From 5 October 2015 a minimum 5p charge will be introduced in England for single-use carrier bags. This will bring England in line with the rest of the UK, with the charge already in place across Wales, Scotland and Northern Ireland; albeit there are slight variations between the differing Regulations.
Across Wales, Northern Ireland and Scotland, there has been reduced plastic bag distribution since the introduction of the charges. It is hoped that the scheme will have a similar impact in England.
The charge will apply, where goods are sold in England or delivered within England in unused single-use plastic carrier bags with handles that are 70 microns thick or less. The requirement to charge will only apply to those organisations with 250 or more full-time equivalent employees. For retailers who are part of a franchise or symbol group the 250 employee limit applies to each individual store, and not the larger business as a whole.
There are a number of exemptions from the charge, for instance where the plastic bag is for prescription-only medicine or for uncooked meat.
Retailers must submit records to the Department for Environment, Food and Rural Affairs regarding the scheme. The Single Use Carrier Bags Charges (England) Order 2015 states that the records must include:
- the number of single-use carrier bags supplied;
- the gross proceeds from the charge;
- the amount of any VAT received;
- the amount of any reasonable costs and the apportionment between any different types of reasonable cost; and
- the net proceeds of the charge and how they have been used.
- Reasonable costs can be deducted from the proceeds of the charge. These might include the costs of training staff about the new requirements. However, the expectation is that the remaining proceeds will be donated to good causes. In Northern Ireland the net proceeds (from the 5p levy) are paid to the Department of the Environment. Within England retailers will have discretion regarding which causes the net proceeds are donated to.
The initial reporting period will run from 5 October 2015 – 6 April 2016. Subsequently, the reporting period will run annually from 7 April – 6 April. The information from the records supplied will be made publicly available.
Failure to comply with the requirements to charge; keep records; supply records or where a retailer misleads regarding their compliance with the law can lead to either a fixed or variable penalty. Fixed penalties are either £100 or £200 depending on the offence with a 50% reduction in fine for early payment and a 50% increase for late payment.

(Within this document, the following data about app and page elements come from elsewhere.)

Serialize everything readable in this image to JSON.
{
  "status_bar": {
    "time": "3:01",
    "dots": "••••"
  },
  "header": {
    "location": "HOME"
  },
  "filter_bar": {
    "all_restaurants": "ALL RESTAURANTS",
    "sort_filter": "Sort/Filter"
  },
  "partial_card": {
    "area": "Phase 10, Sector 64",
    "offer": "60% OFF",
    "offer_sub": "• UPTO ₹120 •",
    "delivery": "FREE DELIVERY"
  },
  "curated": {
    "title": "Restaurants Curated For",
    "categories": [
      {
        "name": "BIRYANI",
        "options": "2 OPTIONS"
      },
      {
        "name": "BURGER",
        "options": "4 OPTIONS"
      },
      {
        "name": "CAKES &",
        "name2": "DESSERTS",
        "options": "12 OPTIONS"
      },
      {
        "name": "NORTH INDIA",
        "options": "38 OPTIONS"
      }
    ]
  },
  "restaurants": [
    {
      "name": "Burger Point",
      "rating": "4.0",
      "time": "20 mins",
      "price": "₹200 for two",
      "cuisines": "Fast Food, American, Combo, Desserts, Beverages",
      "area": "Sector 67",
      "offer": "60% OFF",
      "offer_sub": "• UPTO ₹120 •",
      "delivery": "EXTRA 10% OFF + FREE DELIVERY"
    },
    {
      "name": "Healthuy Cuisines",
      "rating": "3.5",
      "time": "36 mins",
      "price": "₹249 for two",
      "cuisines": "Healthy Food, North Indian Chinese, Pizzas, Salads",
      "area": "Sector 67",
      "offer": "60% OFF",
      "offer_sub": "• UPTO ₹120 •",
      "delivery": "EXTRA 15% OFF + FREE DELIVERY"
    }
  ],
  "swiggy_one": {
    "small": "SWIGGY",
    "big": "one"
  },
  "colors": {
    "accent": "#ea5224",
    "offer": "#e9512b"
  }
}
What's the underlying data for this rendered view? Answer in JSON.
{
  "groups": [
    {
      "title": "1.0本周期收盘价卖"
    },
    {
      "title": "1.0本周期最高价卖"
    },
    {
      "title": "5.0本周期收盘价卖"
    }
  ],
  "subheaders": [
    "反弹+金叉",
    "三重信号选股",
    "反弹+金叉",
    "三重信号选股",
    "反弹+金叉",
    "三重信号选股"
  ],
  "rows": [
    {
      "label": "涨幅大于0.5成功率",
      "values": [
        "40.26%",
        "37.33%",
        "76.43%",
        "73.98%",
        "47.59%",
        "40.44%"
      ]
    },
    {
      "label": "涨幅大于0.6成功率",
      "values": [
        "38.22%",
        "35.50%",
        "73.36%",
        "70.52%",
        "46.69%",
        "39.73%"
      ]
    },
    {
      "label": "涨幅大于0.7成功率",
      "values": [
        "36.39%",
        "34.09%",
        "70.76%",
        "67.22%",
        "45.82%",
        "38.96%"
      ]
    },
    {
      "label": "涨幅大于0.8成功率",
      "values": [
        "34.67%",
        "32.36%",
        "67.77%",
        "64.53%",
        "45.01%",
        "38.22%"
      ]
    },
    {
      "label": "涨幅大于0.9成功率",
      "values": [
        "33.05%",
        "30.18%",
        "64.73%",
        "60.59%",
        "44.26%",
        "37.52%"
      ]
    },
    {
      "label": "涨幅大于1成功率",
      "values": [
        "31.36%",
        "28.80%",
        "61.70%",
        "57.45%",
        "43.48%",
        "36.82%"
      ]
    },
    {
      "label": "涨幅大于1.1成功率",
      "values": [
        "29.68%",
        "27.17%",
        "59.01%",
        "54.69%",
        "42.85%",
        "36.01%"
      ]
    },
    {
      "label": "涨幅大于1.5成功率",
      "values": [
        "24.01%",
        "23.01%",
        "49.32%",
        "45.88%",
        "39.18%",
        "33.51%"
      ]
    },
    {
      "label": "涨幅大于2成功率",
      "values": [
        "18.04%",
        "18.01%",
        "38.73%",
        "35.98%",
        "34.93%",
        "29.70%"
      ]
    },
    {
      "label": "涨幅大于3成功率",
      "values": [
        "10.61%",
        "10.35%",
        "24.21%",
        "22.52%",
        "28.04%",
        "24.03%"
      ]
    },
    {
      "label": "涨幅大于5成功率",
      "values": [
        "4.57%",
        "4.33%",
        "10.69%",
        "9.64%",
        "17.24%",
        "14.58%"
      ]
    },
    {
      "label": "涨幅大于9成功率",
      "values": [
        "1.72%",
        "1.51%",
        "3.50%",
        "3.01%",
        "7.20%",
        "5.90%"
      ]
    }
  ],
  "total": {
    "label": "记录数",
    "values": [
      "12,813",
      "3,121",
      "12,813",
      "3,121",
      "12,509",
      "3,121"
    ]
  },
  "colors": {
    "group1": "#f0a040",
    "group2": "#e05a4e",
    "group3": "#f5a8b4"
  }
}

Variable penalties range too, with a penalty of up to £5000 for failure to charge; keep records or supply records. Where a retailer misleads regarding their compliance then the maximum penalty increases to £20,000. Similarly, a 50% reduction for early payment within 28 days and 50% increase in penalty level if payment is not made within 56 days will apply to variable penalties.
Local authorities will enforce the Regulations and can require retailers to publicise their breaches. Therefore, it is important that those who will need to levy the charge are aware of when the Regulations come into force and have provisions in place to ensure compliance.
In terms of enforcement, there is likely to be a short period of grace but as these provisions already exist in the other nations there will be an expectation that English retailers will readily comply. By analogy, after the charges were introduced in Wales in October 2011 only 6 retailers were found to be in breach of the Regulations during the period to August 2012.
Practical Tips for Retailers
- Assess whether the Regulations will apply to your business. The starting point is identifying whether you have 250 or more full-time equivalent employees as at 5 October 2015. Part-time and seasonal staff will be included as a proportion of a full time employee. This assessment needs to be undertaken at the start of each reporting year.
- Identify any relevant exemptions. Understand what bags the charge applies to and whether these are provided by your business. Also identify any relevant exemptions when bags need not be charged for.
- Provide training to staff to ensure they are familiar with the scheme and its application. All staff need to have a basic awareness of the introduction of the scheme to be able to answer customer questions but more detailed training may be required if they are expected to apply any of the exemptions manually.
- Consider how the changes will be communicated to your customers. Effective communication of the changes will assist staff when trying to apply the charges and lead to less objections.
- Ensure provisions are in place for accurate record keeping. Prior to the charge being implemented it is important to ensure that there is a process for all the relevant information required for DEFRA to be captured.